A rookie gem as highly anticipated as Diamond Miller isn't often afforded patience.

Being selected No. 2 overall as the Lynx's highest draft pick since Maya Moore in 2011 meant she needed to live up to her name. It was only the future of the Lynx's franchise in question. No pressure.


By her fifth start, Miller had shot 31.5% from the field and appeared to be hard-pressed for answers. She then found some with eight points, five rebounds and four assists in perhaps her best half of basketball as a pro, only to suffer a right ankle sprain before the break on May 30 against Dallas.

Miller, a perfectionist and far from a finished product, had no choice but to accept change.

"When [the injury] happened, we talked about the real value in being able to watch," Lynx coach Cheryl Reeve said. "So it's a silver lining that as a rookie now, to take in the games, Diamond was highly engaged. Sometimes when you're injured you kind of float to the background. She was in everything, in every possession, in every timeout."

Since May 30, Miller has been on the sideline for an equal share of Lynx wins and losses in which she could simply observe what worked, what didn't work and what may work upon her return, which is fast approaching. She practiced Sunday for the first time since her injury.

Reeve added Monday that Miller is "trending towards" a full recovery. Miller was not available to reporters Monday, but the Lynx listed her as probable for Tuesday's game against Seattle.

Reeve was hesitant to make a definitive statement on Miller's availability until she spoke with head trainer Chuck Barta.

"The final decision isn't mine," Reeve said. "But from what I saw, I would be happy to have her out there."

Napheesa Collier probably would be too.

"It's been great to see her and [Napheesa] play off of each other these past couple of days," backup point guard Lindsey Allen said.

The Lynx's struggles this season have been most apparent on offense, where Collier's 20.9 points per game have been routinely neutralized by the inconsistent production of role players.

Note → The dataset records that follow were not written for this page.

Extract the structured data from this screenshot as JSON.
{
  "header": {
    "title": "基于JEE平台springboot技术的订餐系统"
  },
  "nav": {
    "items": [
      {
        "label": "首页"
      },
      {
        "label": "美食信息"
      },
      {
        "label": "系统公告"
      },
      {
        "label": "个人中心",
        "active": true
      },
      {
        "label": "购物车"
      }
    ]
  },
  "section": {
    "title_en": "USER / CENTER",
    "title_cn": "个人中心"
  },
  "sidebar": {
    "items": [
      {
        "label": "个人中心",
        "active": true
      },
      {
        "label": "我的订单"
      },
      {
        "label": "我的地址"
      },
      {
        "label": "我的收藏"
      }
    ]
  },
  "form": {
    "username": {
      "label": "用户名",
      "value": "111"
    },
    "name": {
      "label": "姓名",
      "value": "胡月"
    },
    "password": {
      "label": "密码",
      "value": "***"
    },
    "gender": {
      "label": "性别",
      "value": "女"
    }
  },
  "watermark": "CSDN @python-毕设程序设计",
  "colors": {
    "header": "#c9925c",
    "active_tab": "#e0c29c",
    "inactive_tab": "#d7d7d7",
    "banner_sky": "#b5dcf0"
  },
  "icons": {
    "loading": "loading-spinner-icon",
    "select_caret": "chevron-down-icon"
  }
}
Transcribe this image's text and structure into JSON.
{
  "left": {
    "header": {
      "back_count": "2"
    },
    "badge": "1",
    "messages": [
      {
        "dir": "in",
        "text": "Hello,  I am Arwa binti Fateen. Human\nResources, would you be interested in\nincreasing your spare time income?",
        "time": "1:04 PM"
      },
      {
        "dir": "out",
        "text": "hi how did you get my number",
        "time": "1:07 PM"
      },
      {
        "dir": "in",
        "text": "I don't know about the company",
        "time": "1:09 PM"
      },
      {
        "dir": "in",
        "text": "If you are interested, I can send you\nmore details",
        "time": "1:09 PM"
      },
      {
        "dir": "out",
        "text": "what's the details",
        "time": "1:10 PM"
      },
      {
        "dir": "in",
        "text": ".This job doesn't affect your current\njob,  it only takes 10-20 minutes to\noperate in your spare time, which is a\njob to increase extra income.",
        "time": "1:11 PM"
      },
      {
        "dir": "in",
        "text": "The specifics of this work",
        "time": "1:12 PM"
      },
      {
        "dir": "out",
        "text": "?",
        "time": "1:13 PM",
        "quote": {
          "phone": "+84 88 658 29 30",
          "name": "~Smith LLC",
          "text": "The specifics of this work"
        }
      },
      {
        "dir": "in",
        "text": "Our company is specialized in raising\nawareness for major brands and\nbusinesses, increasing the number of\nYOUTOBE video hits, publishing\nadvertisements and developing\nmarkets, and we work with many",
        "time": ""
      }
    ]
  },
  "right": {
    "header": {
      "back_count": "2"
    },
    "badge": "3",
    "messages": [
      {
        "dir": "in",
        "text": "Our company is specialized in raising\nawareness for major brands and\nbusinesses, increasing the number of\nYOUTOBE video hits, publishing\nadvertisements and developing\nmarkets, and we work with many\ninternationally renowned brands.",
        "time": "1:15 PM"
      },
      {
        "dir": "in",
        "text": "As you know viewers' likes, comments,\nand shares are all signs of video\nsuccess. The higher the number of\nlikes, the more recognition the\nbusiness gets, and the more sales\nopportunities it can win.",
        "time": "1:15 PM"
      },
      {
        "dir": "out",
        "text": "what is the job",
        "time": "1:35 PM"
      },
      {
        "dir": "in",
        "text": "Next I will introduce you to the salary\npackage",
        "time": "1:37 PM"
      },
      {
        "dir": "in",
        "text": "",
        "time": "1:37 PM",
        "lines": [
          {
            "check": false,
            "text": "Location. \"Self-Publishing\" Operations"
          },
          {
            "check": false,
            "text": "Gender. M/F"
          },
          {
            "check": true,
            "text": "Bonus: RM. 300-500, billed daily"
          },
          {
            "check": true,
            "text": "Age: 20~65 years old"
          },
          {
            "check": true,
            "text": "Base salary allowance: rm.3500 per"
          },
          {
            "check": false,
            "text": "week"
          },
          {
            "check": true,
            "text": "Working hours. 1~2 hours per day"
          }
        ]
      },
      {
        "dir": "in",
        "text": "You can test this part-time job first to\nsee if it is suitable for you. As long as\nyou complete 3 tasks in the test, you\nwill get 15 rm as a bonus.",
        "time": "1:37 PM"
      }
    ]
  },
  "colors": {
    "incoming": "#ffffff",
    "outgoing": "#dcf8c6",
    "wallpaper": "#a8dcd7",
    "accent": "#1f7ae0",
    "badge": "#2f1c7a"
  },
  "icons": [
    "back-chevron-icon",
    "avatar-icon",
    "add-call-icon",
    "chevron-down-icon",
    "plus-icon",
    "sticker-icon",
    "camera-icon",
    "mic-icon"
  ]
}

Although the star fifth-year forward poured in 21 points with a 45% field goal percentage in the Lynx's loss Thursday to Connecticut, her teammates shot a combined 26.7% (15 of 56) from the field.

Ask Reeve: Attacking defenses at their most vulnerable point — in the paint — and taking advantage of easy scoring opportunities have been lacking of late.

"The things I heard her say mostly [to her teammates] was things that she does well, which is playing faster in transition, attacking the basket," Reeve said of Miller.

"She was trying to get some of the players to see that."

Soon, the 6-3 forward will be able to do it herself. And Allen can sense as much, based on her two practices back.

"You can tell she's been champing at the bit," Allen said.